Risk & Business Magazine Cooke Insurance Risk & Business Magazine Fall 2017 | Page 14

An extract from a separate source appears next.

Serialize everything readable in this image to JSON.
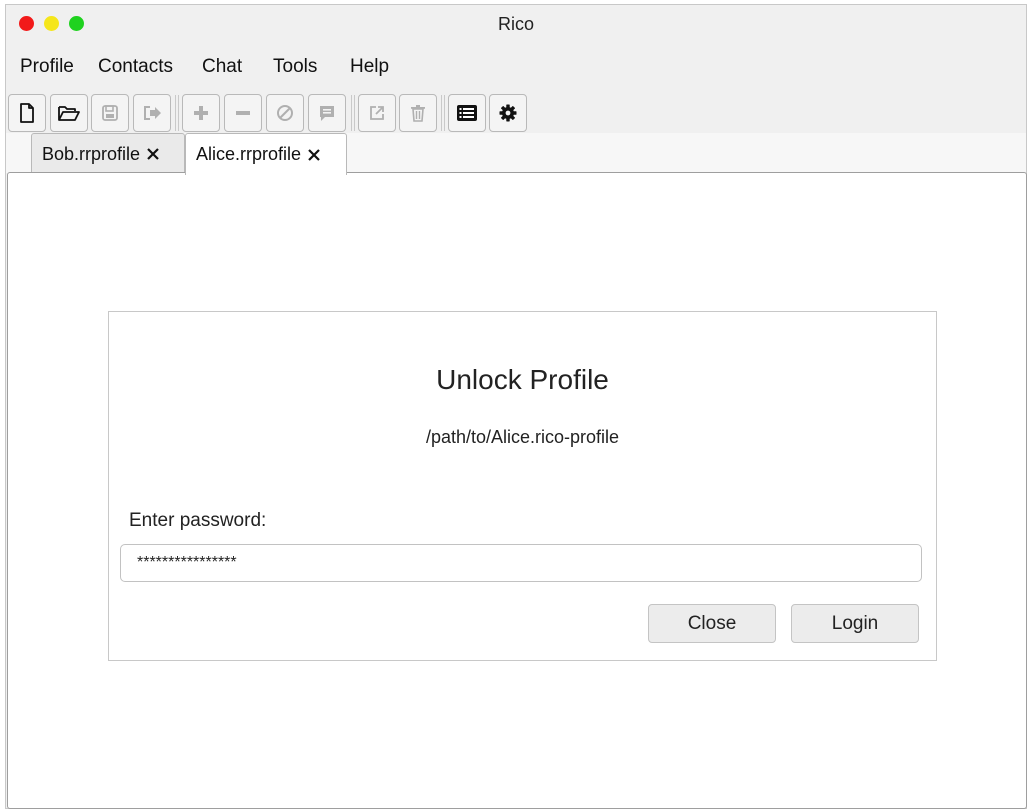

TEAM CULTURE BY: ARI MEISEL, SPEAKER, BESTSELLING AUTHOR & ENTREPRENEUR Team Culture There’s An App For That O n a Tuesday night in August of 2015, we sat down to have dinner at a restaurant in lower Manhattan. When we got up from the table that night, the wheels were already set in motion for us to create a new company called Leverage. Today our company, which provides the world’s most capable on demand staff, relies on a team of nearly 100 independent contractors in 16 time zones. The majority of them have never met but our team culture is so strong that they band together to do nearly 1000 hours of collective work each week and describe the experience as the best job they’ve ever had. This didn’t happen by accident since we knew how important sharing the right 14 attitudes and behaviors would be the thing that would lead us to succeed as a team. The current state of technology and the economy allow for infinite freedom. Most freelancers can work just as well from a hammock on a beach in Thailand as they can at a coffee shop in Austin, TX. The problem with that kind of freedom is an all too common sense of disconnect. The lone wolf worker begins to lack the motivation that inherently comes from surrounding yourself with people undergoing the same struggles and triumphs as you. It becomes difficult to feel or even recognize the impact your work might have. Compound remote work with the asynchronous nature your communication tends to take when working across time zones and you’ve got a clear and present danger to the efficacy of your team. We have valued transparency since the beginning. We have no corporate structure nor do we have titles. People might own a process, such as hiring, or content, but that just designates them as point person rather than a boss. We provide complete access to new and old members alike to contact us whenever they need help or could use some guidance. If someone has a question or needs something from us, they can send us a direct message in Slack or post a to do item in our public Trello list. We also want people to have autonomy to solve their own problems and encourage an attitude of constant improvement. The Kaizen system of continual improvement pioneered by Toyota makes it so that everyone is aske